* **WHAT IS EXPECTED**
The data that follows is to be copied exactly, with each image removed.

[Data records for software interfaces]
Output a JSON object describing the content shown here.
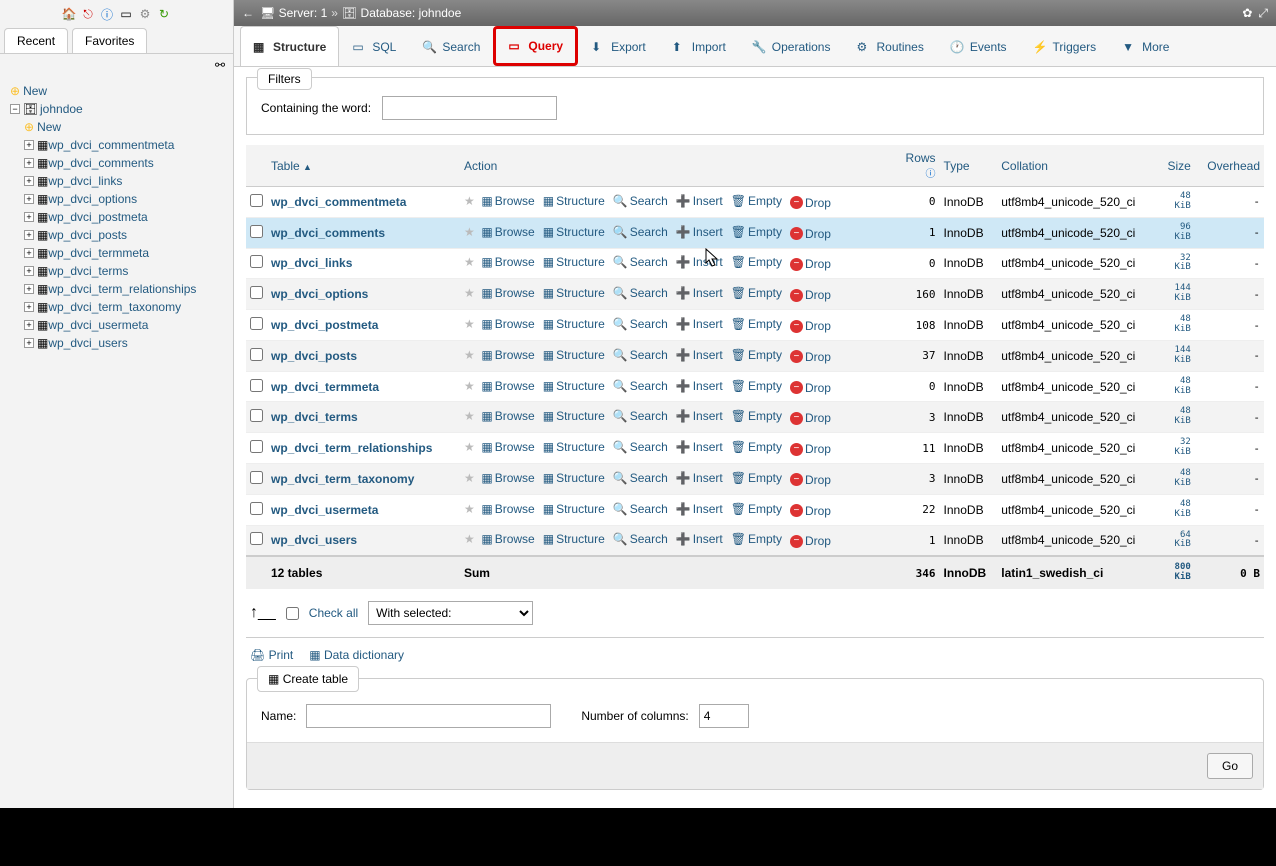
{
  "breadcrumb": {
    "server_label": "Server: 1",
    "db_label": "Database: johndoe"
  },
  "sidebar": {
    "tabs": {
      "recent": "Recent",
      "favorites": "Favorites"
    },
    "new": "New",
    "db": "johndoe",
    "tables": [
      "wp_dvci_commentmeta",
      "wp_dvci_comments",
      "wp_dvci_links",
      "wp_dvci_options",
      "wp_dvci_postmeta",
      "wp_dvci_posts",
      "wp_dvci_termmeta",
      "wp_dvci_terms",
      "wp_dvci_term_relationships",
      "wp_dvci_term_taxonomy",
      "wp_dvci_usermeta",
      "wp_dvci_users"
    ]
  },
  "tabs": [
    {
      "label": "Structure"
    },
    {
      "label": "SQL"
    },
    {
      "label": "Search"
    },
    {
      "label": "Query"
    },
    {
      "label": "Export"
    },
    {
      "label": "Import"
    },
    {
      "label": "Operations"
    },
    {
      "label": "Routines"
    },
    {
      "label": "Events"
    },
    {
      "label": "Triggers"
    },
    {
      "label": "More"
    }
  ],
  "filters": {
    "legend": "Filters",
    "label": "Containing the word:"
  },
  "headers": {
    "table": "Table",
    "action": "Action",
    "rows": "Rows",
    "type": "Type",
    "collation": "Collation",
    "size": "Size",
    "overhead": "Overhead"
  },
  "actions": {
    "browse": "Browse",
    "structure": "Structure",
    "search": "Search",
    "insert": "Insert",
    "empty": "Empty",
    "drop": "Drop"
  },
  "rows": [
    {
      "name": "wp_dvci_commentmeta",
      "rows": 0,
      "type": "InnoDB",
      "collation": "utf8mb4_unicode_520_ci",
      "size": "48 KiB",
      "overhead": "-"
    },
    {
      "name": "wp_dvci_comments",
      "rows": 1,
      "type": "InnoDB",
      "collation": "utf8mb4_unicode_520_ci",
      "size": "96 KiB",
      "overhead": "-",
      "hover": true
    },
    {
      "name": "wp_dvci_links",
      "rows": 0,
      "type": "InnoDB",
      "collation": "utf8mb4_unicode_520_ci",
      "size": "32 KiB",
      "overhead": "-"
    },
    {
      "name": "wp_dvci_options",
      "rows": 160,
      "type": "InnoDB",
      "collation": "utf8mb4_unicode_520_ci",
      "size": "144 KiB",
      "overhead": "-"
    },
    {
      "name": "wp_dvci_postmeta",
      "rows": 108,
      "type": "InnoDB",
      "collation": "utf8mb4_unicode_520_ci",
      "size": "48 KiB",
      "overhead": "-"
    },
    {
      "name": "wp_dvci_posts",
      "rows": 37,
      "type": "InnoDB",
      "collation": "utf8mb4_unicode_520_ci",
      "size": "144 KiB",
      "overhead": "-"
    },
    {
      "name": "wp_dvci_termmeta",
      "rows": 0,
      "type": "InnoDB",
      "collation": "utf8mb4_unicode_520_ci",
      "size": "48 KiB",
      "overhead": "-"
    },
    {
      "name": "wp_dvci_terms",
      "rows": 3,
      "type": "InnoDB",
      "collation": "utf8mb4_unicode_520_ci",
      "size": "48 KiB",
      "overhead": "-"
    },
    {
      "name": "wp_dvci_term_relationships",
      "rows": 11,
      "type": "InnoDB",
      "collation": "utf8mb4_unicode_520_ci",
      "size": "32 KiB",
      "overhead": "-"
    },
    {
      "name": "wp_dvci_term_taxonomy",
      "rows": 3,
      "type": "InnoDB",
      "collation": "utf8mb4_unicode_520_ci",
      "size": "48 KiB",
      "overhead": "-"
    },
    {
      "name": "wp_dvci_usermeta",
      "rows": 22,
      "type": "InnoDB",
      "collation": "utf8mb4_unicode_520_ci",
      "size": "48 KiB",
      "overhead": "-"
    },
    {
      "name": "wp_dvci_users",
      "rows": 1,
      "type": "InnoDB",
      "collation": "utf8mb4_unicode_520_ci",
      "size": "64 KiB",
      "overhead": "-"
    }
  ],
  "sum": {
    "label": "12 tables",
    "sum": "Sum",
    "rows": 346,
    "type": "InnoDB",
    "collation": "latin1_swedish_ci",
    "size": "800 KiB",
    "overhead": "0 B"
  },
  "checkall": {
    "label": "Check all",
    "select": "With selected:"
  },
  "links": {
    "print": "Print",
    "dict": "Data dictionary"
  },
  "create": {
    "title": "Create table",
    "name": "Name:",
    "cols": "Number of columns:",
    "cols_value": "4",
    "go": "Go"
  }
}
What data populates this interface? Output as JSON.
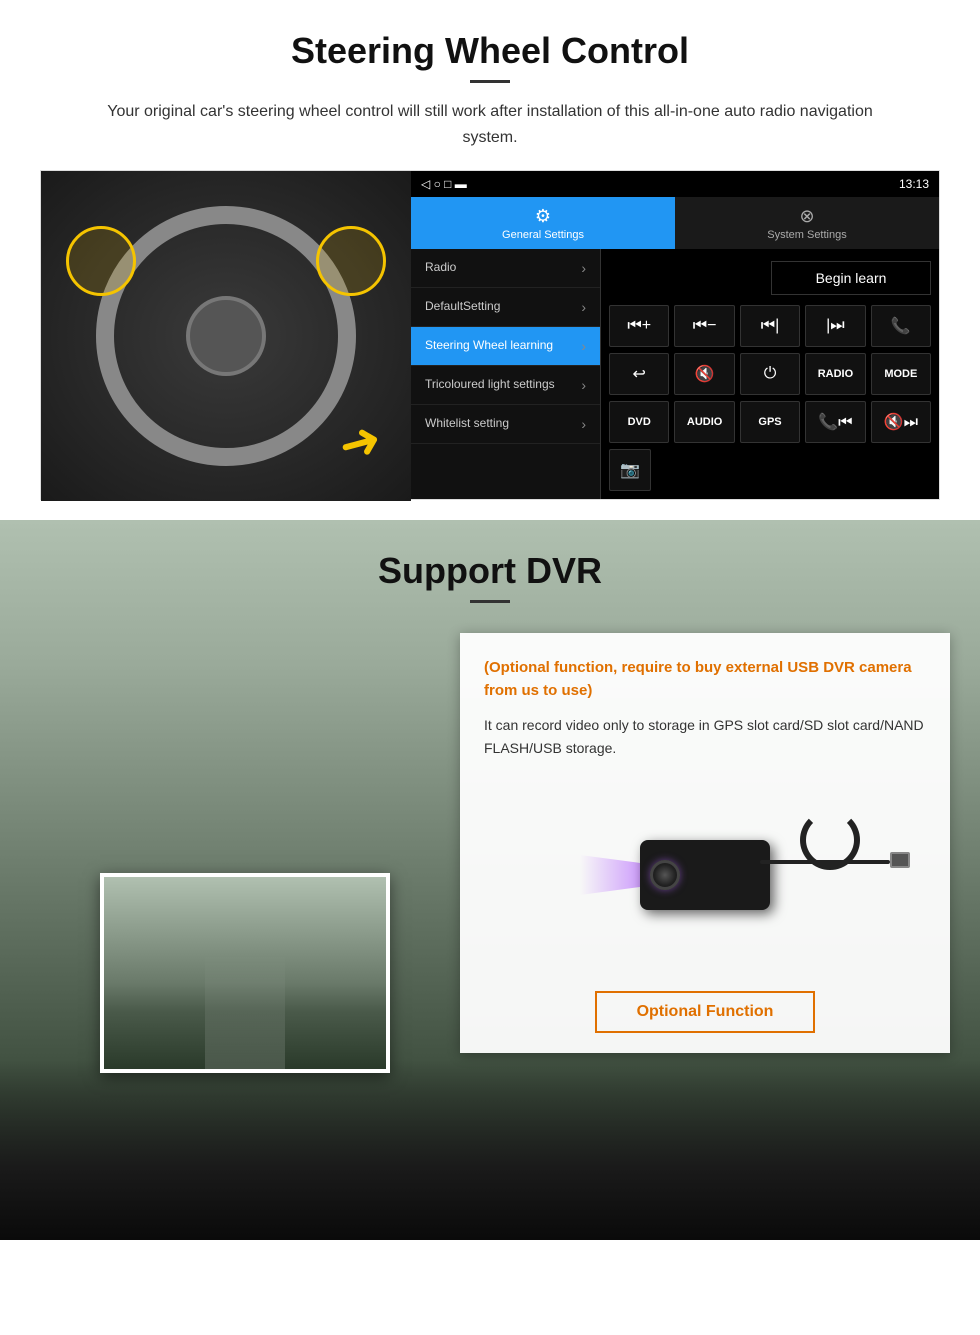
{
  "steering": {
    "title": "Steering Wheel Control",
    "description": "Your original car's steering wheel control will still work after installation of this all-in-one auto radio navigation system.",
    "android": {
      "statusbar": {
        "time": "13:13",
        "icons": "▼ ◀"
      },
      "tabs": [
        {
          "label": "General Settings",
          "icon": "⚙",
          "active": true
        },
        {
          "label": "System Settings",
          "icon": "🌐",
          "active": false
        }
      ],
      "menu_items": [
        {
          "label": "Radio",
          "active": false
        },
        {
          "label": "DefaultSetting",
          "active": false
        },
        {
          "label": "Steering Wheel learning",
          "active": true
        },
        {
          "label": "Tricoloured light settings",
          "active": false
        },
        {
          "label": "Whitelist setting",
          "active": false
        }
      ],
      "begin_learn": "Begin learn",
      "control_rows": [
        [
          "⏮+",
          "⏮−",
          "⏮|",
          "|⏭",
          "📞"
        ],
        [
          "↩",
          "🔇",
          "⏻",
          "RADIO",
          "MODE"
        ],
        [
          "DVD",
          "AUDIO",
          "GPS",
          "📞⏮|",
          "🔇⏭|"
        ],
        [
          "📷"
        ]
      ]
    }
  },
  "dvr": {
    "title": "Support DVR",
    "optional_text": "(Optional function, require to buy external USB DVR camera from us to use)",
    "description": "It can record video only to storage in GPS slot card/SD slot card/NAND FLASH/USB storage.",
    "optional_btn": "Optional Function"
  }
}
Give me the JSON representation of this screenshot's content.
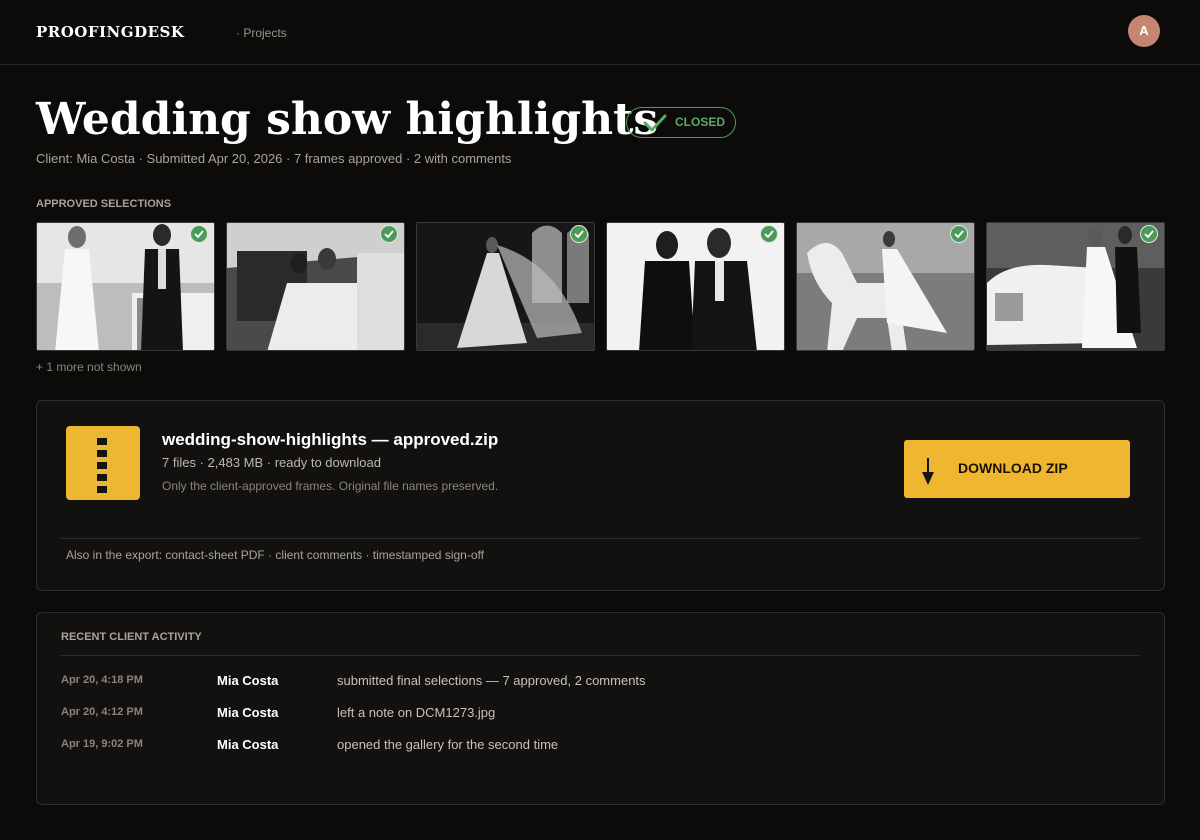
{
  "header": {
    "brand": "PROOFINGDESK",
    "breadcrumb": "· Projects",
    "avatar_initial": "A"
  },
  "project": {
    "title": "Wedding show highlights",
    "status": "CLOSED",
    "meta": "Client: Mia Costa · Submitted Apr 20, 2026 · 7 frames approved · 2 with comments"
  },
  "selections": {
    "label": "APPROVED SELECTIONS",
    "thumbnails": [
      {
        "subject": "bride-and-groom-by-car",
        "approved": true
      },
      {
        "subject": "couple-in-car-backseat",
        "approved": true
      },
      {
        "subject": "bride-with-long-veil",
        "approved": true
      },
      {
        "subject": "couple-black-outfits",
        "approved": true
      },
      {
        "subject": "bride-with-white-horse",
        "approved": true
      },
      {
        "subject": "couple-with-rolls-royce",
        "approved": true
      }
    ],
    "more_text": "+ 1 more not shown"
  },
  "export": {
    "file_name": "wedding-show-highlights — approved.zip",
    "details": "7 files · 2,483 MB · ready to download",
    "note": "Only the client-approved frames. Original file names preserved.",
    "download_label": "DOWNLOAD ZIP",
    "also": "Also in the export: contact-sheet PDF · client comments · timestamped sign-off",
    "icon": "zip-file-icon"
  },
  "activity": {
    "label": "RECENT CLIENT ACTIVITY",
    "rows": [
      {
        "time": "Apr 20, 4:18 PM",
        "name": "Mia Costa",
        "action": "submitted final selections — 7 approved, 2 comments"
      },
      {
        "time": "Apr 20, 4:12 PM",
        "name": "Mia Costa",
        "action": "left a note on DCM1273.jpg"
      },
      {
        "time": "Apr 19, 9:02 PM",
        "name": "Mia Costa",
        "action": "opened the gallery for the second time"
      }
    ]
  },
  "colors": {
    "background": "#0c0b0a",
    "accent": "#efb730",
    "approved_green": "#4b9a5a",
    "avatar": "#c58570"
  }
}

* **ANSWER TO THIS PROBLEM**
Output a JSON object describing the content shown here.
{
  "breadcrumb": {
    "server_label": "Server: 1",
    "db_label": "Database: johndoe"
  },
  "sidebar": {
    "tabs": {
      "recent": "Recent",
      "favorites": "Favorites"
    },
    "new": "New",
    "db": "johndoe",
    "tables": [
      "wp_dvci_commentmeta",
      "wp_dvci_comments",
      "wp_dvci_links",
      "wp_dvci_options",
      "wp_dvci_postmeta",
      "wp_dvci_posts",
      "wp_dvci_termmeta",
      "wp_dvci_terms",
      "wp_dvci_term_relationships",
      "wp_dvci_term_taxonomy",
      "wp_dvci_usermeta",
      "wp_dvci_users"
    ]
  },
  "tabs": [
    {
      "label": "Structure"
    },
    {
      "label": "SQL"
    },
    {
      "label": "Search"
    },
    {
      "label": "Query"
    },
    {
      "label": "Export"
    },
    {
      "label": "Import"
    },
    {
      "label": "Operations"
    },
    {
      "label": "Routines"
    },
    {
      "label": "Events"
    },
    {
      "label": "Triggers"
    },
    {
      "label": "More"
    }
  ],
  "filters": {
    "legend": "Filters",
    "label": "Containing the word:"
  },
  "headers": {
    "table": "Table",
    "action": "Action",
    "rows": "Rows",
    "type": "Type",
    "collation": "Collation",
    "size": "Size",
    "overhead": "Overhead"
  },
  "actions": {
    "browse": "Browse",
    "structure": "Structure",
    "search": "Search",
    "insert": "Insert",
    "empty": "Empty",
    "drop": "Drop"
  },
  "rows": [
    {
      "name": "wp_dvci_commentmeta",
      "rows": 0,
      "type": "InnoDB",
      "collation": "utf8mb4_unicode_520_ci",
      "size": "48 KiB",
      "overhead": "-"
    },
    {
      "name": "wp_dvci_comments",
      "rows": 1,
      "type": "InnoDB",
      "collation": "utf8mb4_unicode_520_ci",
      "size": "96 KiB",
      "overhead": "-",
      "hover": true
    },
    {
      "name": "wp_dvci_links",
      "rows": 0,
      "type": "InnoDB",
      "collation": "utf8mb4_unicode_520_ci",
      "size": "32 KiB",
      "overhead": "-"
    },
    {
      "name": "wp_dvci_options",
      "rows": 160,
      "type": "InnoDB",
      "collation": "utf8mb4_unicode_520_ci",
      "size": "144 KiB",
      "overhead": "-"
    },
    {
      "name": "wp_dvci_postmeta",
      "rows": 108,
      "type": "InnoDB",
      "collation": "utf8mb4_unicode_520_ci",
      "size": "48 KiB",
      "overhead": "-"
    },
    {
      "name": "wp_dvci_posts",
      "rows": 37,
      "type": "InnoDB",
      "collation": "utf8mb4_unicode_520_ci",
      "size": "144 KiB",
      "overhead": "-"
    },
    {
      "name": "wp_dvci_termmeta",
      "rows": 0,
      "type": "InnoDB",
      "collation": "utf8mb4_unicode_520_ci",
      "size": "48 KiB",
      "overhead": "-"
    },
    {
      "name": "wp_dvci_terms",
      "rows": 3,
      "type": "InnoDB",
      "collation": "utf8mb4_unicode_520_ci",
      "size": "48 KiB",
      "overhead": "-"
    },
    {
      "name": "wp_dvci_term_relationships",
      "rows": 11,
      "type": "InnoDB",
      "collation": "utf8mb4_unicode_520_ci",
      "size": "32 KiB",
      "overhead": "-"
    },
    {
      "name": "wp_dvci_term_taxonomy",
      "rows": 3,
      "type": "InnoDB",
      "collation": "utf8mb4_unicode_520_ci",
      "size": "48 KiB",
      "overhead": "-"
    },
    {
      "name": "wp_dvci_usermeta",
      "rows": 22,
      "type": "InnoDB",
      "collation": "utf8mb4_unicode_520_ci",
      "size": "48 KiB",
      "overhead": "-"
    },
    {
      "name": "wp_dvci_users",
      "rows": 1,
      "type": "InnoDB",
      "collation": "utf8mb4_unicode_520_ci",
      "size": "64 KiB",
      "overhead": "-"
    }
  ],
  "sum": {
    "label": "12 tables",
    "sum": "Sum",
    "rows": 346,
    "type": "InnoDB",
    "collation": "latin1_swedish_ci",
    "size": "800 KiB",
    "overhead": "0 B"
  },
  "checkall": {
    "label": "Check all",
    "select": "With selected:"
  },
  "links": {
    "print": "Print",
    "dict": "Data dictionary"
  },
  "create": {
    "title": "Create table",
    "name": "Name:",
    "cols": "Number of columns:",
    "cols_value": "4",
    "go": "Go"
  }
}
What data populates this interface? Output as JSON.
{
  "steering": {
    "title": "Steering Wheel Control",
    "description": "Your original car's steering wheel control will still work after installation of this all-in-one auto radio navigation system.",
    "android": {
      "statusbar": {
        "time": "13:13",
        "icons": "▼ ◀"
      },
      "tabs": [
        {
          "label": "General Settings",
          "icon": "⚙",
          "active": true
        },
        {
          "label": "System Settings",
          "icon": "🌐",
          "active": false
        }
      ],
      "menu_items": [
        {
          "label": "Radio",
          "active": false
        },
        {
          "label": "DefaultSetting",
          "active": false
        },
        {
          "label": "Steering Wheel learning",
          "active": true
        },
        {
          "label": "Tricoloured light settings",
          "active": false
        },
        {
          "label": "Whitelist setting",
          "active": false
        }
      ],
      "begin_learn": "Begin learn",
      "control_rows": [
        [
          "⏮+",
          "⏮−",
          "⏮|",
          "|⏭",
          "📞"
        ],
        [
          "↩",
          "🔇",
          "⏻",
          "RADIO",
          "MODE"
        ],
        [
          "DVD",
          "AUDIO",
          "GPS",
          "📞⏮|",
          "🔇⏭|"
        ],
        [
          "📷"
        ]
      ]
    }
  },
  "dvr": {
    "title": "Support DVR",
    "optional_text": "(Optional function, require to buy external USB DVR camera from us to use)",
    "description": "It can record video only to storage in GPS slot card/SD slot card/NAND FLASH/USB storage.",
    "optional_btn": "Optional Function"
  }
}
Give me the JSON representation of this screenshot's content.
{
  "header": {
    "brand": "PROOFINGDESK",
    "breadcrumb": "· Projects",
    "avatar_initial": "A"
  },
  "project": {
    "title": "Wedding show highlights",
    "status": "CLOSED",
    "meta": "Client: Mia Costa · Submitted Apr 20, 2026 · 7 frames approved · 2 with comments"
  },
  "selections": {
    "label": "APPROVED SELECTIONS",
    "thumbnails": [
      {
        "subject": "bride-and-groom-by-car",
        "approved": true
      },
      {
        "subject": "couple-in-car-backseat",
        "approved": true
      },
      {
        "subject": "bride-with-long-veil",
        "approved": true
      },
      {
        "subject": "couple-black-outfits",
        "approved": true
      },
      {
        "subject": "bride-with-white-horse",
        "approved": true
      },
      {
        "subject": "couple-with-rolls-royce",
        "approved": true
      }
    ],
    "more_text": "+ 1 more not shown"
  },
  "export": {
    "file_name": "wedding-show-highlights — approved.zip",
    "details": "7 files · 2,483 MB · ready to download",
    "note": "Only the client-approved frames. Original file names preserved.",
    "download_label": "DOWNLOAD ZIP",
    "also": "Also in the export: contact-sheet PDF · client comments · timestamped sign-off",
    "icon": "zip-file-icon"
  },
  "activity": {
    "label": "RECENT CLIENT ACTIVITY",
    "rows": [
      {
        "time": "Apr 20, 4:18 PM",
        "name": "Mia Costa",
        "action": "submitted final selections — 7 approved, 2 comments"
      },
      {
        "time": "Apr 20, 4:12 PM",
        "name": "Mia Costa",
        "action": "left a note on DCM1273.jpg"
      },
      {
        "time": "Apr 19, 9:02 PM",
        "name": "Mia Costa",
        "action": "opened the gallery for the second time"
      }
    ]
  },
  "colors": {
    "background": "#0c0b0a",
    "accent": "#efb730",
    "approved_green": "#4b9a5a",
    "avatar": "#c58570"
  }
}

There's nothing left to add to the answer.